| What you need to do |
For each entry, output its words exactly and leave any picture behind.

** Opening Records to use block **

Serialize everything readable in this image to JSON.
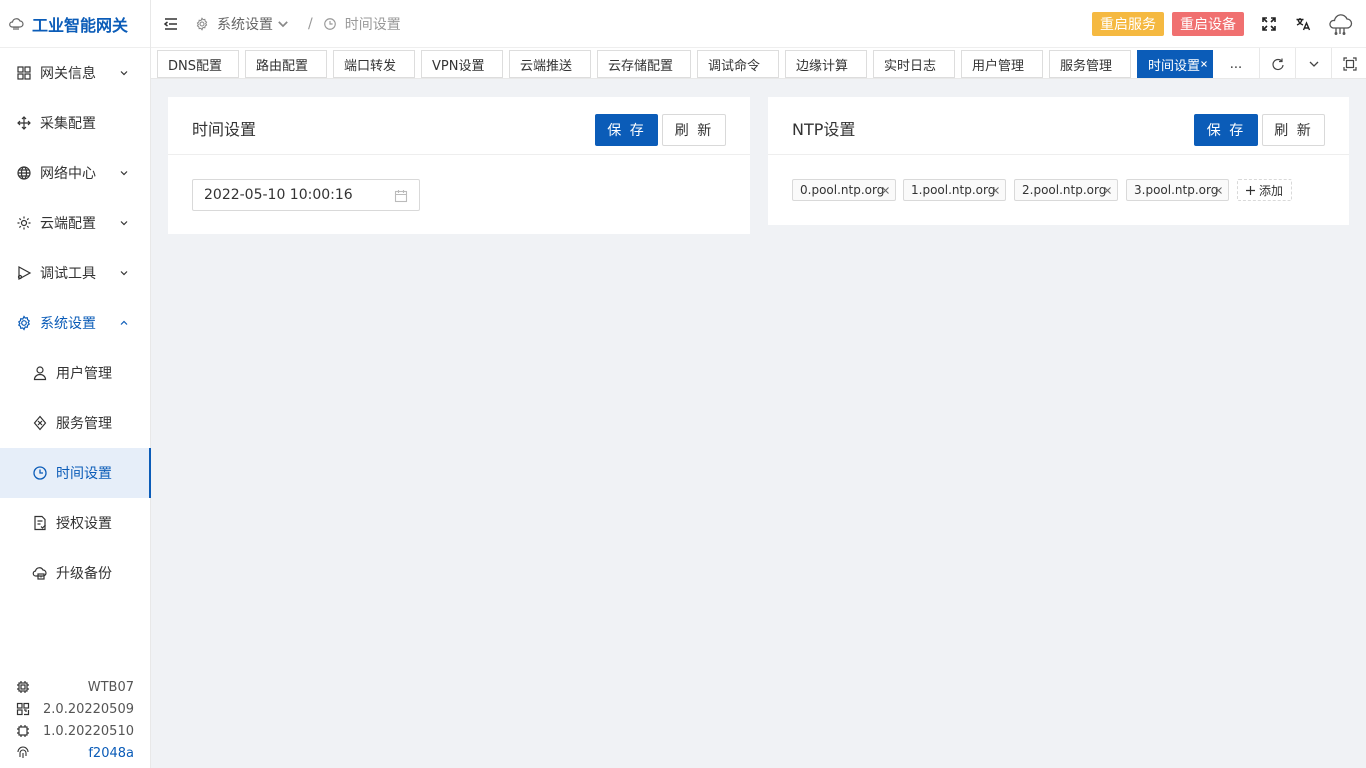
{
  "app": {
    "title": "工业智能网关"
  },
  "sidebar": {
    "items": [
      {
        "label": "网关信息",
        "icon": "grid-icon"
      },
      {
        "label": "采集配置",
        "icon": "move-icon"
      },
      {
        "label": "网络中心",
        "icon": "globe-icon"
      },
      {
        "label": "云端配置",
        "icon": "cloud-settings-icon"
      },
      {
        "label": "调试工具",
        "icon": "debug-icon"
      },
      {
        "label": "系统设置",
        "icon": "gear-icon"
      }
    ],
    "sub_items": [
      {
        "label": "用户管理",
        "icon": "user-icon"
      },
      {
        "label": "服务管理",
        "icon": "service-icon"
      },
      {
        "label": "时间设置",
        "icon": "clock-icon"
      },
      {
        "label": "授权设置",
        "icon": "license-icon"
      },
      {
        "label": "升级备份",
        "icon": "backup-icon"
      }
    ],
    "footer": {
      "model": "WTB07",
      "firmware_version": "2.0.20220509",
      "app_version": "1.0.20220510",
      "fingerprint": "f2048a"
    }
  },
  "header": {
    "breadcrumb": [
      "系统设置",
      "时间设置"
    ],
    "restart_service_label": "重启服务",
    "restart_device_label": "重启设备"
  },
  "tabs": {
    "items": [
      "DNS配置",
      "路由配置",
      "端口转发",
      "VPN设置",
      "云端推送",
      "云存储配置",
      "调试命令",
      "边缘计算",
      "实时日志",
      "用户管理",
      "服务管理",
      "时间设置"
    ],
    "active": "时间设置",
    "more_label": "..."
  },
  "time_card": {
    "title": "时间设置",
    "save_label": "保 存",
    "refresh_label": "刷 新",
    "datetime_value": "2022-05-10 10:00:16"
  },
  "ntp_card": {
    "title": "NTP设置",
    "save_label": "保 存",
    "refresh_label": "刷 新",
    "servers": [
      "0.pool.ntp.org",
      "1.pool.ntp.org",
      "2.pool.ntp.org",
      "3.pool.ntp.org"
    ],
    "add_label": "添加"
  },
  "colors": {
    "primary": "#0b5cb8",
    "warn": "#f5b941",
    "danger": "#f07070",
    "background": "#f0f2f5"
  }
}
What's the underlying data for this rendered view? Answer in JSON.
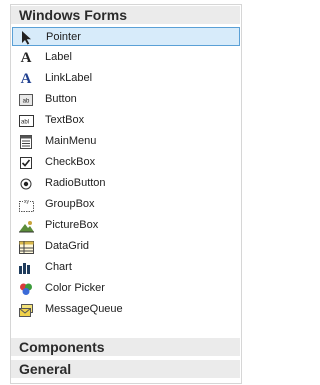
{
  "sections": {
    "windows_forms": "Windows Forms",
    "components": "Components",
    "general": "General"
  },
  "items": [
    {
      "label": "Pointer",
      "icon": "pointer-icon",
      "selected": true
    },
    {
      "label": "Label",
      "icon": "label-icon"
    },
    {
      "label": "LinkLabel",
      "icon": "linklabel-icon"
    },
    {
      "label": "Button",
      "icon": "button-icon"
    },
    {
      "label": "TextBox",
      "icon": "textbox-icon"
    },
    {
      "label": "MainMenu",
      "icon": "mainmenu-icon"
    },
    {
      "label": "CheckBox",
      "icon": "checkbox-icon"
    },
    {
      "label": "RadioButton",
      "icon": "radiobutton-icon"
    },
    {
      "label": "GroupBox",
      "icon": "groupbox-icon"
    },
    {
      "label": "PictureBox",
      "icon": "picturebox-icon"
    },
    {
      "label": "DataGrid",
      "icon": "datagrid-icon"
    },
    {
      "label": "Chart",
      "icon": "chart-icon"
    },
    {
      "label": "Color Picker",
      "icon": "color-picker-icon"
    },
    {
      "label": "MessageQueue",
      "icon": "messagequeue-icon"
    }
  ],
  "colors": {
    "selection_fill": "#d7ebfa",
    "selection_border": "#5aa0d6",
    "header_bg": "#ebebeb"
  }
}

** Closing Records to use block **

| Output |
Serialize everything readable in this image to JSON.
{
  "app": {
    "title": "工业智能网关"
  },
  "sidebar": {
    "items": [
      {
        "label": "网关信息",
        "icon": "grid-icon"
      },
      {
        "label": "采集配置",
        "icon": "move-icon"
      },
      {
        "label": "网络中心",
        "icon": "globe-icon"
      },
      {
        "label": "云端配置",
        "icon": "cloud-settings-icon"
      },
      {
        "label": "调试工具",
        "icon": "debug-icon"
      },
      {
        "label": "系统设置",
        "icon": "gear-icon"
      }
    ],
    "sub_items": [
      {
        "label": "用户管理",
        "icon": "user-icon"
      },
      {
        "label": "服务管理",
        "icon": "service-icon"
      },
      {
        "label": "时间设置",
        "icon": "clock-icon"
      },
      {
        "label": "授权设置",
        "icon": "license-icon"
      },
      {
        "label": "升级备份",
        "icon": "backup-icon"
      }
    ],
    "footer": {
      "model": "WTB07",
      "firmware_version": "2.0.20220509",
      "app_version": "1.0.20220510",
      "fingerprint": "f2048a"
    }
  },
  "header": {
    "breadcrumb": [
      "系统设置",
      "时间设置"
    ],
    "restart_service_label": "重启服务",
    "restart_device_label": "重启设备"
  },
  "tabs": {
    "items": [
      "DNS配置",
      "路由配置",
      "端口转发",
      "VPN设置",
      "云端推送",
      "云存储配置",
      "调试命令",
      "边缘计算",
      "实时日志",
      "用户管理",
      "服务管理",
      "时间设置"
    ],
    "active": "时间设置",
    "more_label": "..."
  },
  "time_card": {
    "title": "时间设置",
    "save_label": "保 存",
    "refresh_label": "刷 新",
    "datetime_value": "2022-05-10 10:00:16"
  },
  "ntp_card": {
    "title": "NTP设置",
    "save_label": "保 存",
    "refresh_label": "刷 新",
    "servers": [
      "0.pool.ntp.org",
      "1.pool.ntp.org",
      "2.pool.ntp.org",
      "3.pool.ntp.org"
    ],
    "add_label": "添加"
  },
  "colors": {
    "primary": "#0b5cb8",
    "warn": "#f5b941",
    "danger": "#f07070",
    "background": "#f0f2f5"
  }
}
What's the underlying data for this rendered view? Answer in JSON.
{
  "sections": {
    "windows_forms": "Windows Forms",
    "components": "Components",
    "general": "General"
  },
  "items": [
    {
      "label": "Pointer",
      "icon": "pointer-icon",
      "selected": true
    },
    {
      "label": "Label",
      "icon": "label-icon"
    },
    {
      "label": "LinkLabel",
      "icon": "linklabel-icon"
    },
    {
      "label": "Button",
      "icon": "button-icon"
    },
    {
      "label": "TextBox",
      "icon": "textbox-icon"
    },
    {
      "label": "MainMenu",
      "icon": "mainmenu-icon"
    },
    {
      "label": "CheckBox",
      "icon": "checkbox-icon"
    },
    {
      "label": "RadioButton",
      "icon": "radiobutton-icon"
    },
    {
      "label": "GroupBox",
      "icon": "groupbox-icon"
    },
    {
      "label": "PictureBox",
      "icon": "picturebox-icon"
    },
    {
      "label": "DataGrid",
      "icon": "datagrid-icon"
    },
    {
      "label": "Chart",
      "icon": "chart-icon"
    },
    {
      "label": "Color Picker",
      "icon": "color-picker-icon"
    },
    {
      "label": "MessageQueue",
      "icon": "messagequeue-icon"
    }
  ],
  "colors": {
    "selection_fill": "#d7ebfa",
    "selection_border": "#5aa0d6",
    "header_bg": "#ebebeb"
  }
}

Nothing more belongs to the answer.